### MATERIAL FOR THIS TASK
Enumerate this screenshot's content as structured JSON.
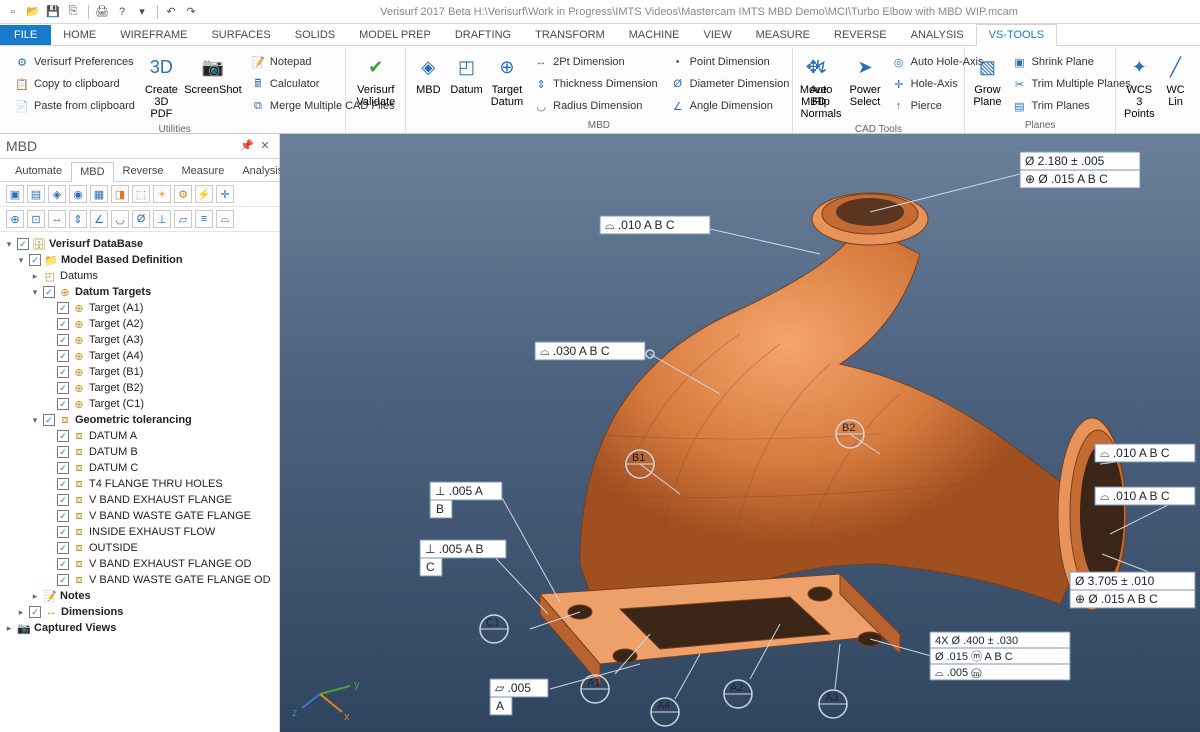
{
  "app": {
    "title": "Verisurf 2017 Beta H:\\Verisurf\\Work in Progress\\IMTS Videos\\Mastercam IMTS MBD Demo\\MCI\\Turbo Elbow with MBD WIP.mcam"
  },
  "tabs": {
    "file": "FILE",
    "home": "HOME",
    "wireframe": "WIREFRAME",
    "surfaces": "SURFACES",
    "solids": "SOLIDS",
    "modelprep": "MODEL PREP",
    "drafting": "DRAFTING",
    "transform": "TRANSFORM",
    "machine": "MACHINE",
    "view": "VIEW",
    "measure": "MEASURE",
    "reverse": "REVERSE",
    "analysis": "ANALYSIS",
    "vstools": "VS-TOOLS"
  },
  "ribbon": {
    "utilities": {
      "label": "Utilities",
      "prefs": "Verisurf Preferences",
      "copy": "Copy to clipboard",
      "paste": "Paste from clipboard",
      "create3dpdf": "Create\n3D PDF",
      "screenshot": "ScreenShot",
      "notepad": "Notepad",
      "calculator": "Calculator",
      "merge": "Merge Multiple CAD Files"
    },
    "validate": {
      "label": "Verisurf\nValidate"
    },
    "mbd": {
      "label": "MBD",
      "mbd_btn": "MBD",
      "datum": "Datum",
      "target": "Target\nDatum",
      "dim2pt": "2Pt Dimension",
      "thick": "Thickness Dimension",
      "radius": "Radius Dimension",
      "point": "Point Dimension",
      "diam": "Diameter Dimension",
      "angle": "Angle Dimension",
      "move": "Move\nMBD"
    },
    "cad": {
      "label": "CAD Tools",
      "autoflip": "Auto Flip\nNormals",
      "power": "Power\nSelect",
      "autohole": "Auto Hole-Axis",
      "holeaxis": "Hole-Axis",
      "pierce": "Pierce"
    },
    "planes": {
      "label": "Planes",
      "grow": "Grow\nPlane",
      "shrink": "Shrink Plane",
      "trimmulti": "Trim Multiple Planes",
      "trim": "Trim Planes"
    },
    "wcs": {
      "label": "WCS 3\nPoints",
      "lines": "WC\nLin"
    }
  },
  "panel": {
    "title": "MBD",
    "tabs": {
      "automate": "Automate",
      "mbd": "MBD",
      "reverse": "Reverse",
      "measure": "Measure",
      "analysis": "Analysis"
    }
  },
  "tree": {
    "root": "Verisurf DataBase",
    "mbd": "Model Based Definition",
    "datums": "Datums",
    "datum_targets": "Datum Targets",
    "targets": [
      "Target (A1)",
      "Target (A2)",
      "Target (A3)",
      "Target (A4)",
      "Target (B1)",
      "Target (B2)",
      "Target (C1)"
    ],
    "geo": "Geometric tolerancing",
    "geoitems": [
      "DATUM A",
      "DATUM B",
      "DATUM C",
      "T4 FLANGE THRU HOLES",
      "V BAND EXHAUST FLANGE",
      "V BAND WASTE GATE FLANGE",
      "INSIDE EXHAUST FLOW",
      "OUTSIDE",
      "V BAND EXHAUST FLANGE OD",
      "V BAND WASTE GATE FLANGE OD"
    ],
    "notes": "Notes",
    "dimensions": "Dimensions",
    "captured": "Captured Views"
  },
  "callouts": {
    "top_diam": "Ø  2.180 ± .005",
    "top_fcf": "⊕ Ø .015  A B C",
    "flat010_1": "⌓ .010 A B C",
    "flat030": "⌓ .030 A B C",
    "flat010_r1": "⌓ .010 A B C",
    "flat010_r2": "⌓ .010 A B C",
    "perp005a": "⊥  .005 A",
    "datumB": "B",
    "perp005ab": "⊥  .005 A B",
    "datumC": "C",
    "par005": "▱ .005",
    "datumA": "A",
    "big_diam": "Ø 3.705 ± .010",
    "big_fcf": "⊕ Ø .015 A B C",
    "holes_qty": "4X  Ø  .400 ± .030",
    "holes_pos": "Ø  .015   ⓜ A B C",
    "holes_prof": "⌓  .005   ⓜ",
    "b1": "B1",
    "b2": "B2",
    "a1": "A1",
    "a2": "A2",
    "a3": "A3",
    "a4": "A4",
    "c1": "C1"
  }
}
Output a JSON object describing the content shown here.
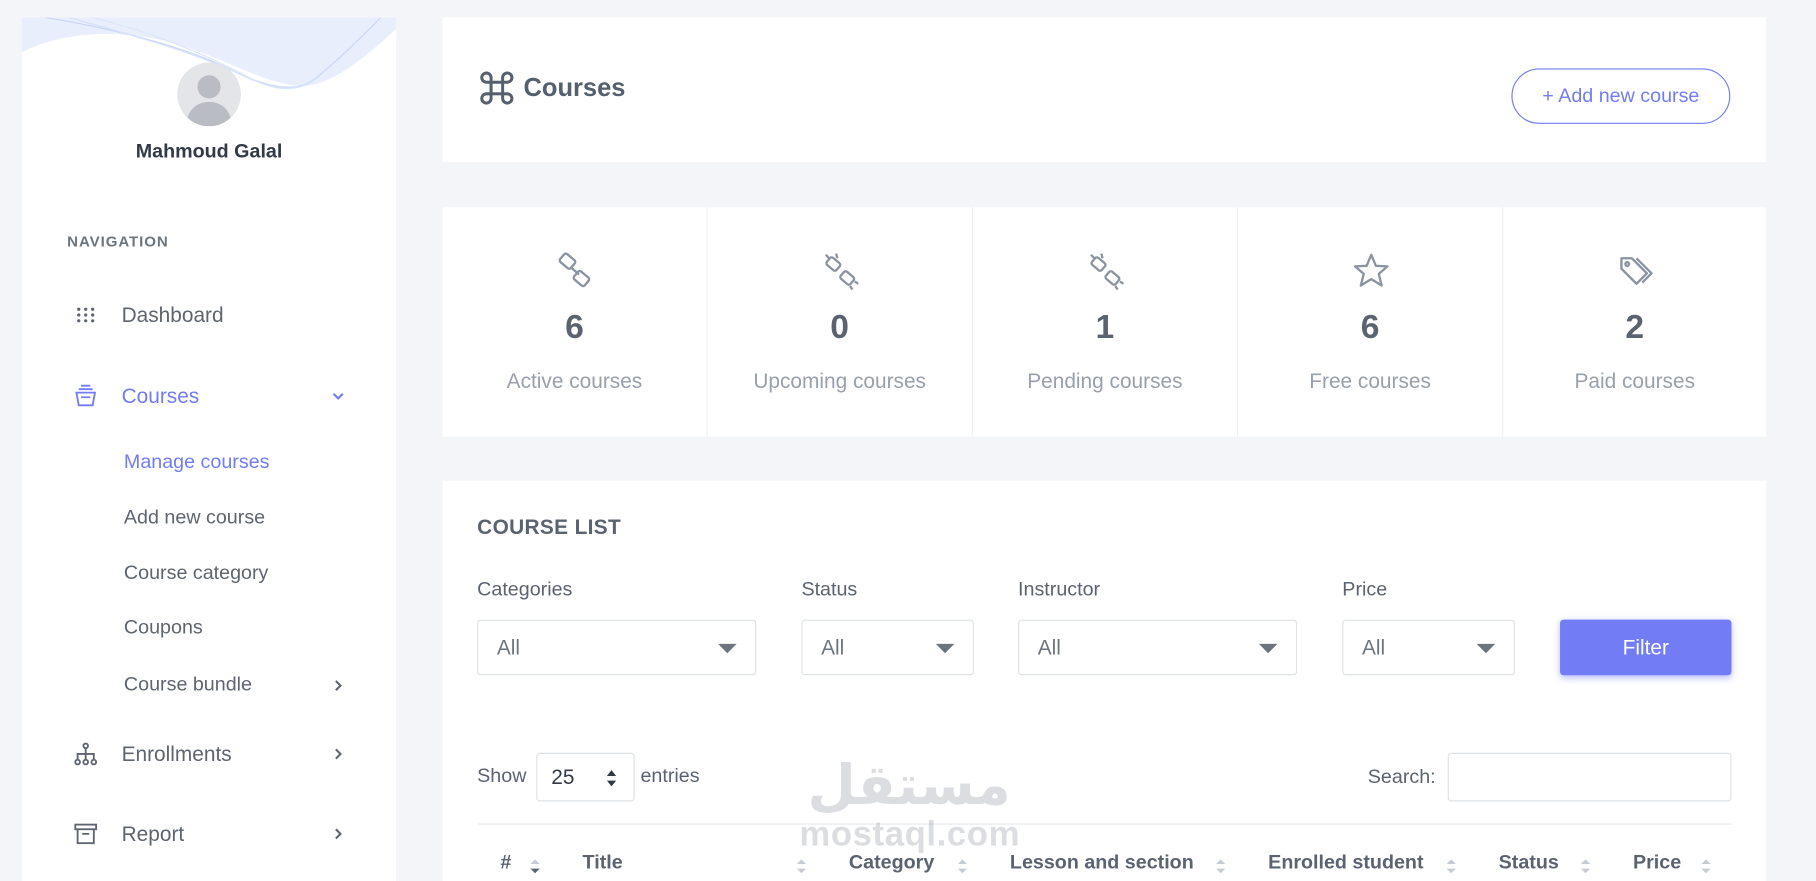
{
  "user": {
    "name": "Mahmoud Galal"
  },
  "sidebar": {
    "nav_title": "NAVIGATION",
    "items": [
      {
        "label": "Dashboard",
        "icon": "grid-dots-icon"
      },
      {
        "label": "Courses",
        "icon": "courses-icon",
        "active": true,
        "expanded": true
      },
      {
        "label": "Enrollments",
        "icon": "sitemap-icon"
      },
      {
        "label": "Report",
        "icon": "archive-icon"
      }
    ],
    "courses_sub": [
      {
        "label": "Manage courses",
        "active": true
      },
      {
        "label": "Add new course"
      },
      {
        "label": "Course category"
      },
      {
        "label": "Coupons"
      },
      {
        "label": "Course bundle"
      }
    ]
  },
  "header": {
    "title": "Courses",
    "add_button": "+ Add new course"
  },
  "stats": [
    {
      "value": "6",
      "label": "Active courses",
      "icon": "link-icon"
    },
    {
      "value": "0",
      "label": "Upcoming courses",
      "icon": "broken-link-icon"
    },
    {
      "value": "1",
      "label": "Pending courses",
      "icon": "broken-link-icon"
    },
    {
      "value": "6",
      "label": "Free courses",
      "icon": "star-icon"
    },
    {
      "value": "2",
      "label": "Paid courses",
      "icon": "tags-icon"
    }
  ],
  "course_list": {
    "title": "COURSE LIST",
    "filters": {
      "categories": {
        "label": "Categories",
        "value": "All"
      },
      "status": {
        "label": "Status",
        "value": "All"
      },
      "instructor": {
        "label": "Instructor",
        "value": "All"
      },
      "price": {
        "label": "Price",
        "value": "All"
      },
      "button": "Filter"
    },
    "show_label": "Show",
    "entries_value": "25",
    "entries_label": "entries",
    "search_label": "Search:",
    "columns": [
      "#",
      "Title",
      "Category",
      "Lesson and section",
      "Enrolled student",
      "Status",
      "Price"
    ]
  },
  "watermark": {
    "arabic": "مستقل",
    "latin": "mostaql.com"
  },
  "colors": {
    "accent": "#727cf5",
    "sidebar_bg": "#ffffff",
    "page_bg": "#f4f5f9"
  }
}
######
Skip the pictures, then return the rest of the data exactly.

REPLY TO THE TASK:
Enumerate this screenshot's content as structured JSON.
{
  "app": {
    "title": "Verisurf 2017 Beta H:\\Verisurf\\Work in Progress\\IMTS Videos\\Mastercam IMTS MBD Demo\\MCI\\Turbo Elbow with MBD WIP.mcam"
  },
  "tabs": {
    "file": "FILE",
    "home": "HOME",
    "wireframe": "WIREFRAME",
    "surfaces": "SURFACES",
    "solids": "SOLIDS",
    "modelprep": "MODEL PREP",
    "drafting": "DRAFTING",
    "transform": "TRANSFORM",
    "machine": "MACHINE",
    "view": "VIEW",
    "measure": "MEASURE",
    "reverse": "REVERSE",
    "analysis": "ANALYSIS",
    "vstools": "VS-TOOLS"
  },
  "ribbon": {
    "utilities": {
      "label": "Utilities",
      "prefs": "Verisurf Preferences",
      "copy": "Copy to clipboard",
      "paste": "Paste from clipboard",
      "create3dpdf": "Create\n3D PDF",
      "screenshot": "ScreenShot",
      "notepad": "Notepad",
      "calculator": "Calculator",
      "merge": "Merge Multiple CAD Files"
    },
    "validate": {
      "label": "Verisurf\nValidate"
    },
    "mbd": {
      "label": "MBD",
      "mbd_btn": "MBD",
      "datum": "Datum",
      "target": "Target\nDatum",
      "dim2pt": "2Pt Dimension",
      "thick": "Thickness Dimension",
      "radius": "Radius Dimension",
      "point": "Point Dimension",
      "diam": "Diameter Dimension",
      "angle": "Angle Dimension",
      "move": "Move\nMBD"
    },
    "cad": {
      "label": "CAD Tools",
      "autoflip": "Auto Flip\nNormals",
      "power": "Power\nSelect",
      "autohole": "Auto Hole-Axis",
      "holeaxis": "Hole-Axis",
      "pierce": "Pierce"
    },
    "planes": {
      "label": "Planes",
      "grow": "Grow\nPlane",
      "shrink": "Shrink Plane",
      "trimmulti": "Trim Multiple Planes",
      "trim": "Trim Planes"
    },
    "wcs": {
      "label": "WCS 3\nPoints",
      "lines": "WC\nLin"
    }
  },
  "panel": {
    "title": "MBD",
    "tabs": {
      "automate": "Automate",
      "mbd": "MBD",
      "reverse": "Reverse",
      "measure": "Measure",
      "analysis": "Analysis"
    }
  },
  "tree": {
    "root": "Verisurf DataBase",
    "mbd": "Model Based Definition",
    "datums": "Datums",
    "datum_targets": "Datum Targets",
    "targets": [
      "Target (A1)",
      "Target (A2)",
      "Target (A3)",
      "Target (A4)",
      "Target (B1)",
      "Target (B2)",
      "Target (C1)"
    ],
    "geo": "Geometric tolerancing",
    "geoitems": [
      "DATUM A",
      "DATUM B",
      "DATUM C",
      "T4 FLANGE THRU HOLES",
      "V BAND EXHAUST FLANGE",
      "V BAND WASTE GATE FLANGE",
      "INSIDE EXHAUST FLOW",
      "OUTSIDE",
      "V BAND EXHAUST FLANGE OD",
      "V BAND WASTE GATE FLANGE OD"
    ],
    "notes": "Notes",
    "dimensions": "Dimensions",
    "captured": "Captured Views"
  },
  "callouts": {
    "top_diam": "Ø  2.180 ± .005",
    "top_fcf": "⊕ Ø .015  A B C",
    "flat010_1": "⌓ .010 A B C",
    "flat030": "⌓ .030 A B C",
    "flat010_r1": "⌓ .010 A B C",
    "flat010_r2": "⌓ .010 A B C",
    "perp005a": "⊥  .005 A",
    "datumB": "B",
    "perp005ab": "⊥  .005 A B",
    "datumC": "C",
    "par005": "▱ .005",
    "datumA": "A",
    "big_diam": "Ø 3.705 ± .010",
    "big_fcf": "⊕ Ø .015 A B C",
    "holes_qty": "4X  Ø  .400 ± .030",
    "holes_pos": "Ø  .015   ⓜ A B C",
    "holes_prof": "⌓  .005   ⓜ",
    "b1": "B1",
    "b2": "B2",
    "a1": "A1",
    "a2": "A2",
    "a3": "A3",
    "a4": "A4",
    "c1": "C1"
  }
}
Output a JSON object describing the content shown here.
{
  "user": {
    "name": "Mahmoud Galal"
  },
  "sidebar": {
    "nav_title": "NAVIGATION",
    "items": [
      {
        "label": "Dashboard",
        "icon": "grid-dots-icon"
      },
      {
        "label": "Courses",
        "icon": "courses-icon",
        "active": true,
        "expanded": true
      },
      {
        "label": "Enrollments",
        "icon": "sitemap-icon"
      },
      {
        "label": "Report",
        "icon": "archive-icon"
      }
    ],
    "courses_sub": [
      {
        "label": "Manage courses",
        "active": true
      },
      {
        "label": "Add new course"
      },
      {
        "label": "Course category"
      },
      {
        "label": "Coupons"
      },
      {
        "label": "Course bundle"
      }
    ]
  },
  "header": {
    "title": "Courses",
    "add_button": "+ Add new course"
  },
  "stats": [
    {
      "value": "6",
      "label": "Active courses",
      "icon": "link-icon"
    },
    {
      "value": "0",
      "label": "Upcoming courses",
      "icon": "broken-link-icon"
    },
    {
      "value": "1",
      "label": "Pending courses",
      "icon": "broken-link-icon"
    },
    {
      "value": "6",
      "label": "Free courses",
      "icon": "star-icon"
    },
    {
      "value": "2",
      "label": "Paid courses",
      "icon": "tags-icon"
    }
  ],
  "course_list": {
    "title": "COURSE LIST",
    "filters": {
      "categories": {
        "label": "Categories",
        "value": "All"
      },
      "status": {
        "label": "Status",
        "value": "All"
      },
      "instructor": {
        "label": "Instructor",
        "value": "All"
      },
      "price": {
        "label": "Price",
        "value": "All"
      },
      "button": "Filter"
    },
    "show_label": "Show",
    "entries_value": "25",
    "entries_label": "entries",
    "search_label": "Search:",
    "columns": [
      "#",
      "Title",
      "Category",
      "Lesson and section",
      "Enrolled student",
      "Status",
      "Price"
    ]
  },
  "watermark": {
    "arabic": "مستقل",
    "latin": "mostaql.com"
  },
  "colors": {
    "accent": "#727cf5",
    "sidebar_bg": "#ffffff",
    "page_bg": "#f4f5f9"
  }
}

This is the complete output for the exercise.